§ What is needed:
All of the data that follows needs to be printed again, exactly as it reads.

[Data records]
== Segment start ==

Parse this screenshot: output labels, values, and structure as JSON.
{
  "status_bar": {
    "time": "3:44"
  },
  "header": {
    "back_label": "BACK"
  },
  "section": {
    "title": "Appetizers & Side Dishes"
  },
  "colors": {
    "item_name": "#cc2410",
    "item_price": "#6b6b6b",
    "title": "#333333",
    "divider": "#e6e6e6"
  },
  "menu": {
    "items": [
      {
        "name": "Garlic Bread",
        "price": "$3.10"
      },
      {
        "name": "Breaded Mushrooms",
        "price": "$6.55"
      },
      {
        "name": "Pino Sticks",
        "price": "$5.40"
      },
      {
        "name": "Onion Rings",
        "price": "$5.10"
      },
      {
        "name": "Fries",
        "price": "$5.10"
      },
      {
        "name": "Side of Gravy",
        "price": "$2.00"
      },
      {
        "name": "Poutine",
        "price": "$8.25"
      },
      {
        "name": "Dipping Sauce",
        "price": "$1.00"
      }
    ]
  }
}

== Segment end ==

§ Worked solution:
Parse this screenshot: output labels, values, and structure as JSON.
{
  "status_bar": {
    "time": "3:44"
  },
  "header": {
    "back_label": "BACK"
  },
  "section": {
    "title": "Appetizers & Side Dishes"
  },
  "colors": {
    "item_name": "#cc2410",
    "item_price": "#6b6b6b",
    "title": "#333333",
    "divider": "#e6e6e6"
  },
  "menu": {
    "items": [
      {
        "name": "Garlic Bread",
        "price": "$3.10"
      },
      {
        "name": "Breaded Mushrooms",
        "price": "$6.55"
      },
      {
        "name": "Pino Sticks",
        "price": "$5.40"
      },
      {
        "name": "Onion Rings",
        "price": "$5.10"
      },
      {
        "name": "Fries",
        "price": "$5.10"
      },
      {
        "name": "Side of Gravy",
        "price": "$2.00"
      },
      {
        "name": "Poutine",
        "price": "$8.25"
      },
      {
        "name": "Dipping Sauce",
        "price": "$1.00"
      }
    ]
  }
}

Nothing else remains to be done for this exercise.